“Help, help!” they shouted as loudly as they could, for as long as they could, but soon were too tired to continue. Tac had an idea. “Let’s try taking turns shouting. I’ll go first, and shout as long as I can. Then, while I rest, you shout. We can keep shouting a lot longer that way.” And so they did, while getting colder and colder, and soberer and soberer. It seemed to take forever, but wasn’t more than half an hour when two fairies is special wet weather gear came, flying not too far away. They were having a bit of trouble keeping to the direction they wanted to go, because of the wind, but the storm was dying out, so when they heard Tac shouting, they were able to fly to the scene of the accident.
The storm had almost died out, and the fairies had no trouble landing beside the puddle. “Oh, my!” Bluebell cried. “You poor things, however did you get down here?” She started laughing, and laughed so hard she almost fell into the puddle with them.
Tac looked embarrassed. “We were heading for shelter on those plants up there, and got a bit hungry. So we nibbled a bit. They didn’t taste too good, but they made us feel more relaxed. We went from plant to plant, nibbling a bit from each, till we were seeing things that weren’t there. The Tic suddenly disappeared, and when I looked for him he called from on the toadstool. I was moving so I could look down better, and the wind whipped the branch, and I fell, too. Then we started sliding, and couldn’t hold on, and – well, you can see where we ended up.”
“Ho ho ho!” Bluebell laughed again. “Don’t you know Jimson weed when you see it? It gives you hallucinations, and makes you drunk. And if you eat enough, it will kill you!”

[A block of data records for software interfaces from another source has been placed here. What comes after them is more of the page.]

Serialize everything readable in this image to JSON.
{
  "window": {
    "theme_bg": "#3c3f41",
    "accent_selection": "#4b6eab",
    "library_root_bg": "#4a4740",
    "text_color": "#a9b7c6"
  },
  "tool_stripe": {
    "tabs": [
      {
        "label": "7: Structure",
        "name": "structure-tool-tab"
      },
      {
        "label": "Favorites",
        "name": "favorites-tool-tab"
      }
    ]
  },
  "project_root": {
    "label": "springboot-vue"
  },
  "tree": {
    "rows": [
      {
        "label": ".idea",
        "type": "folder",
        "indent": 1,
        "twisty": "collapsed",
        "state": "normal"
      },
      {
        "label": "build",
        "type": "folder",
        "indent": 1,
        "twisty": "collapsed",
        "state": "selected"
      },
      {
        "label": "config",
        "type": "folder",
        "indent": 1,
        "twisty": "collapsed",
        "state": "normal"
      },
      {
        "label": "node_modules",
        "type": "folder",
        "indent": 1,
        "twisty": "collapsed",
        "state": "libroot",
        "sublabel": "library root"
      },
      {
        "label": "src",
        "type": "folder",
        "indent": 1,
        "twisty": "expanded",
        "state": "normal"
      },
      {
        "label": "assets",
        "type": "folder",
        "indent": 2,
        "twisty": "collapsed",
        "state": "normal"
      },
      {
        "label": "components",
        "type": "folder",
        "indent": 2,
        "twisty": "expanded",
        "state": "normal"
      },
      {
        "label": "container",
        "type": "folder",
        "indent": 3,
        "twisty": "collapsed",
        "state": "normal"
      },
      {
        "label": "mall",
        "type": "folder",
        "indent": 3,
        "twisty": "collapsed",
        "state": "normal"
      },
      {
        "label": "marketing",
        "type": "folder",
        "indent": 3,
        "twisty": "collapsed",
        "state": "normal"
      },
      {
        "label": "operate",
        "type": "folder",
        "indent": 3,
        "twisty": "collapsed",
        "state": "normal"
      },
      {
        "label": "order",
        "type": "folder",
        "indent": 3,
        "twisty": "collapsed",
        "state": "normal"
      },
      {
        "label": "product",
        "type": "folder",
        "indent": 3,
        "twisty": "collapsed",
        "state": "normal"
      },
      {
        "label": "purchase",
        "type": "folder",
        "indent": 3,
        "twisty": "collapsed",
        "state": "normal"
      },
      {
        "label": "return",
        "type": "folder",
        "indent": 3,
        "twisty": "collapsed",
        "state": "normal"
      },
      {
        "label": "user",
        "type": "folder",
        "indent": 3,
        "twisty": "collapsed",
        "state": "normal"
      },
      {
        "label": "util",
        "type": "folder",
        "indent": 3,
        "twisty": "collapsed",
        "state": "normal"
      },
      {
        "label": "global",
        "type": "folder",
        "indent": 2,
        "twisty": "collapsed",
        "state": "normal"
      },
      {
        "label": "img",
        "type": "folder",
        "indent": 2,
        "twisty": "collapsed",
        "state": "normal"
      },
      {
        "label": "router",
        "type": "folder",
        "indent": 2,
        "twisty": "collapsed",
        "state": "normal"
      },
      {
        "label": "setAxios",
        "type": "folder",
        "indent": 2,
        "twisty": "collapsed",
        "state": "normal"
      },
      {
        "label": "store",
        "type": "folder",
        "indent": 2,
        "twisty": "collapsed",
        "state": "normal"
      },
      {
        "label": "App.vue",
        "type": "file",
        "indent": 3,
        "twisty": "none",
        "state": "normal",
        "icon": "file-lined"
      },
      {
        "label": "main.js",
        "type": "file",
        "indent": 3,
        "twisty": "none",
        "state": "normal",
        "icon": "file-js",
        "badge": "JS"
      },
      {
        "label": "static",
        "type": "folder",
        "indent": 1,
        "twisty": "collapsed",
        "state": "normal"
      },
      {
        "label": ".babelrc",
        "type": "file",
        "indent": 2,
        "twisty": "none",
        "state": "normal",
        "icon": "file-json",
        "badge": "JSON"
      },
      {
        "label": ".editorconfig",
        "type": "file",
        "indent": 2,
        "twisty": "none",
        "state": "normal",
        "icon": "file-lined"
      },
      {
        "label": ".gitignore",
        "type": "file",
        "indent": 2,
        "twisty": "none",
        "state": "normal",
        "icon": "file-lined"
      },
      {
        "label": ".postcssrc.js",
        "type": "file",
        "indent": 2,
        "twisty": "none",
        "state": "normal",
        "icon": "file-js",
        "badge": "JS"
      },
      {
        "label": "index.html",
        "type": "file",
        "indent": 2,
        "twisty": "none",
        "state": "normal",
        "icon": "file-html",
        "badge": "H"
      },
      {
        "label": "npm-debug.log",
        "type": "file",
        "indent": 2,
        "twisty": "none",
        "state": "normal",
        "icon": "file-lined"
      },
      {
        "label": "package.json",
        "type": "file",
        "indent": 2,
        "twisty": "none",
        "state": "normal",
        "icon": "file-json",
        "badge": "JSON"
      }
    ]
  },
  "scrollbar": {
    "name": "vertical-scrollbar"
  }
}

“Oh – we didn’t know. Can you help us? This water is very cold.” Tac was very contrite.
“Never mind that, and this isn’t at all funny!” Buttercup scolded. “We need to get them out of the water quickly, and someplace where they can dry out. And yes,” she added. “We can help you. Come on, Bluebell, let’s take this one first, he’s deeper in the water. You take his head and I’ll take his tail. Got a good grip? Ok then, lift!” They lifted Tic and carried him up to a branch of a small sapling, not too high off the ground. Carefully, they attached his head and tail to the branch, and left him hanging there, swinging in the now calm breeze. In a very short time, both Tic and Tac were hanging on the branch, water dripping off them.The fairies flew off, heading home to their supper.
“Tac,” Tic whispered.
“Remind me never to eat Jimson weed ever again!”
“I sure will!” Tac assured him. “I’ll remind myself too. I never want to go through something like that again.”
“Yeah,” Tic said. “But weren’t those hallucinations beautiful?” He sighed at the memory. Tac didn’t reply, but he thought of that beautiful rainbow butterfly, and sighed, too